Saved entries:
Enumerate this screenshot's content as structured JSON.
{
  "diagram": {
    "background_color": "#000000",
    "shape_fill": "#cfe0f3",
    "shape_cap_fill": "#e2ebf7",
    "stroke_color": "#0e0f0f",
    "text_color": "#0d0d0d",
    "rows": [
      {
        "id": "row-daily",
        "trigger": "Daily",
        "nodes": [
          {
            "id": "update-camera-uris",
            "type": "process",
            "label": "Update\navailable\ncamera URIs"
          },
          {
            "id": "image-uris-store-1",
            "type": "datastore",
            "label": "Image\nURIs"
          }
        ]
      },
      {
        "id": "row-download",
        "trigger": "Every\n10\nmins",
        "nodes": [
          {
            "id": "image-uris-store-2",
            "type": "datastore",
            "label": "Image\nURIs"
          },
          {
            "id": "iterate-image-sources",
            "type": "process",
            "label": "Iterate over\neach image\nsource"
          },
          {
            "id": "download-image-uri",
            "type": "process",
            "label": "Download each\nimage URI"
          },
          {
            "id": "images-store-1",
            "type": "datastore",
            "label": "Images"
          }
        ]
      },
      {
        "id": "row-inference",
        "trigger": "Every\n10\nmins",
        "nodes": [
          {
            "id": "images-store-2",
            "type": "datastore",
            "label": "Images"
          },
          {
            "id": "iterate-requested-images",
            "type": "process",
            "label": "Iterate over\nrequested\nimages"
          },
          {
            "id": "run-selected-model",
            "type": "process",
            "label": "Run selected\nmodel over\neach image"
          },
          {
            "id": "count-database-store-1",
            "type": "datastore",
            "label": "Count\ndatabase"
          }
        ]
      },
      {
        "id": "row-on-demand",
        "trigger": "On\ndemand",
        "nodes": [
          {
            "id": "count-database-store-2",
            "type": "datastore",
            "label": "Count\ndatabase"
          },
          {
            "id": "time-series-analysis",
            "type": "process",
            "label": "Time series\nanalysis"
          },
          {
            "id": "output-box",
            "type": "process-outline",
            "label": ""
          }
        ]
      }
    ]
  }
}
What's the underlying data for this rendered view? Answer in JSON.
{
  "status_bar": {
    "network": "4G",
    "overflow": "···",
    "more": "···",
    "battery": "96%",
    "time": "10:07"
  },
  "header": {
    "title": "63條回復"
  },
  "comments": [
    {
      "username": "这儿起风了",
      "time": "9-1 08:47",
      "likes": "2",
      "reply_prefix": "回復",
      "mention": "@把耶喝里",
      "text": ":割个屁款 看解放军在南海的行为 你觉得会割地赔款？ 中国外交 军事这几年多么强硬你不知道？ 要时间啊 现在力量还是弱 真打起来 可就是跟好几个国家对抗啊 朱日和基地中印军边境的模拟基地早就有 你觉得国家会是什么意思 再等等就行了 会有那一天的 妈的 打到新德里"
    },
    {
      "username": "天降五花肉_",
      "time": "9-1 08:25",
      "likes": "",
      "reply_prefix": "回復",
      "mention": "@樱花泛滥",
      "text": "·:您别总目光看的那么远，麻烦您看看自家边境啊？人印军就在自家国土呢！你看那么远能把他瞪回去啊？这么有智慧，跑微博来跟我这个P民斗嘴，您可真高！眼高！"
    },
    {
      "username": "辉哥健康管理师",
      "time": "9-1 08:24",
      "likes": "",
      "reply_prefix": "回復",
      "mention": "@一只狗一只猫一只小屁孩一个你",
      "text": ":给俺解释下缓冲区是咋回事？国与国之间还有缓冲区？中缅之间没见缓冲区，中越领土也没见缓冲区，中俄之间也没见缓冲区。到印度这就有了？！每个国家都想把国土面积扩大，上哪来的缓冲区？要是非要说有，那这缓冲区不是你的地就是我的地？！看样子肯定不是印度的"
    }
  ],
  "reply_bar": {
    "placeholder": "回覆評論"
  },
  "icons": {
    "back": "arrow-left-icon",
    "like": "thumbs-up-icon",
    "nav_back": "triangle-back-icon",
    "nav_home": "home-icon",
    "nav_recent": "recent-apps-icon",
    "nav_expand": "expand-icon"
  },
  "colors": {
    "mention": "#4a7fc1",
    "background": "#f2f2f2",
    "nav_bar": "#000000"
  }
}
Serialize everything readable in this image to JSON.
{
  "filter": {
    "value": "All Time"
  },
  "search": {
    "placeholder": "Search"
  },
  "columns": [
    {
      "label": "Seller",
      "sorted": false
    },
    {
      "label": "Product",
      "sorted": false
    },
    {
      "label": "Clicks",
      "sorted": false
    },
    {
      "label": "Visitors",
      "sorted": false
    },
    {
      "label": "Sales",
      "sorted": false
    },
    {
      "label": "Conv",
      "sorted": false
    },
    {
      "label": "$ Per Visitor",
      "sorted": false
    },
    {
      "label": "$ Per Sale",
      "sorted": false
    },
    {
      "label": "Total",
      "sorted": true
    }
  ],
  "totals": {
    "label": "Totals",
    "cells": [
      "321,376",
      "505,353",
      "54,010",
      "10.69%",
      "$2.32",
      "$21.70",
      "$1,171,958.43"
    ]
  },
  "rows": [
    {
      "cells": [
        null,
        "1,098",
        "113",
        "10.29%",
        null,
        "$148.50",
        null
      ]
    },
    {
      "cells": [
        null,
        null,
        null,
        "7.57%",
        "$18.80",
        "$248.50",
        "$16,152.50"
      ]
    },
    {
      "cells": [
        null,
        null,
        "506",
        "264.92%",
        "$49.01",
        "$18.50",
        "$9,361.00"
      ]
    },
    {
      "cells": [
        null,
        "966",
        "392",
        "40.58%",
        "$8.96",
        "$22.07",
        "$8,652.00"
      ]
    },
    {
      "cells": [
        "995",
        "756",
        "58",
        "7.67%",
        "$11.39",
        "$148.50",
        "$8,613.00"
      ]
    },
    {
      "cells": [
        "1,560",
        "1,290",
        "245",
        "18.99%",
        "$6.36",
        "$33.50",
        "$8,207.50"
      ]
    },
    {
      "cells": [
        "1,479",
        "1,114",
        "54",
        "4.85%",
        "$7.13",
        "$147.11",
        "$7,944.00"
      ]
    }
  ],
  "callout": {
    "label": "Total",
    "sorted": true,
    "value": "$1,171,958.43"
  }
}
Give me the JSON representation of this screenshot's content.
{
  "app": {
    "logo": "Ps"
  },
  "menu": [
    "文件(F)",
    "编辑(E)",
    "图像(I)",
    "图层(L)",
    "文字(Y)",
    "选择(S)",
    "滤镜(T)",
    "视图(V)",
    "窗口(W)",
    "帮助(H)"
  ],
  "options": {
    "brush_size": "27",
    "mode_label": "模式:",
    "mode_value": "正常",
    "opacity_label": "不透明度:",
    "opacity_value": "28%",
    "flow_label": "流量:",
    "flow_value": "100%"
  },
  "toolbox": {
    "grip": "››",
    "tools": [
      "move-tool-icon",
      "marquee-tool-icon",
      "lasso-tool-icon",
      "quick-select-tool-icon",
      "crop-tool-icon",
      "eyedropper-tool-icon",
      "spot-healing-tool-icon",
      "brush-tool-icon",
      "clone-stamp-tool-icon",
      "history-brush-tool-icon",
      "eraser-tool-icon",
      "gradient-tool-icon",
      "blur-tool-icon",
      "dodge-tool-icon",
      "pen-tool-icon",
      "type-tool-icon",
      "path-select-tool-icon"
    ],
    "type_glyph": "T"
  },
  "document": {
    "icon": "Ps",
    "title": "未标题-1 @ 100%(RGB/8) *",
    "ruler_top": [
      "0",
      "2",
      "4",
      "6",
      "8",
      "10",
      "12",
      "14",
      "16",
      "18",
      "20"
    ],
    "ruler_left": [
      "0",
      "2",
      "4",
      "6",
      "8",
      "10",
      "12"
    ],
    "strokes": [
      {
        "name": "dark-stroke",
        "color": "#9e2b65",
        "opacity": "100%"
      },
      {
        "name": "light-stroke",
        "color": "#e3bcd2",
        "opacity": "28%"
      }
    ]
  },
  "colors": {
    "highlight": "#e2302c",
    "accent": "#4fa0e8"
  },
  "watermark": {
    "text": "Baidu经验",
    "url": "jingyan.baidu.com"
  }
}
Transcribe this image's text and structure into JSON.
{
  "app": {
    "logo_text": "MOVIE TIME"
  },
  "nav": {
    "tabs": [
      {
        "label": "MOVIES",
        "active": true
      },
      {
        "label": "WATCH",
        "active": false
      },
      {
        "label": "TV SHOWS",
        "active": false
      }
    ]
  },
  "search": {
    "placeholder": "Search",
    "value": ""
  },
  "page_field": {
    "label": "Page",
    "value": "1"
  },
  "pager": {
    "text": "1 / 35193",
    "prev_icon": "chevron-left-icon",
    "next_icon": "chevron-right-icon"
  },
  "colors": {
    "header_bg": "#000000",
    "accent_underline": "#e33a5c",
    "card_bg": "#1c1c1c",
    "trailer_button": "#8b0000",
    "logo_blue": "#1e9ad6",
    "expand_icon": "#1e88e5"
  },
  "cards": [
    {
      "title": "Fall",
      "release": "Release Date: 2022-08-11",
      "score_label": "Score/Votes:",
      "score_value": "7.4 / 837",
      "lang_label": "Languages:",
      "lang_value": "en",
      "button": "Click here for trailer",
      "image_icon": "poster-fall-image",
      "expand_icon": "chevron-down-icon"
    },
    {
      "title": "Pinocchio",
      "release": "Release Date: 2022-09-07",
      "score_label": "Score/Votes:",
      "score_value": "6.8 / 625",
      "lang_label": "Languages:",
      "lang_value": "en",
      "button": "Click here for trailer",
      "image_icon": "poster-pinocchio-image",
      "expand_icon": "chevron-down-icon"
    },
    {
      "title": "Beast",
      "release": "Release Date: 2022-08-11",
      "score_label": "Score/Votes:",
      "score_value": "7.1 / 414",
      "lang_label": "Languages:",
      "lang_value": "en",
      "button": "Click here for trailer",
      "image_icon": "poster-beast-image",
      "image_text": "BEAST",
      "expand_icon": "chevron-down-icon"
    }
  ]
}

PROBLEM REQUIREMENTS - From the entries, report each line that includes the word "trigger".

SOLVED EXERCISE -
        "trigger": "Daily",
        "trigger": "Every\n10\nmins",
        "trigger": "Every\n10\nmins",
        "trigger": "On\ndemand",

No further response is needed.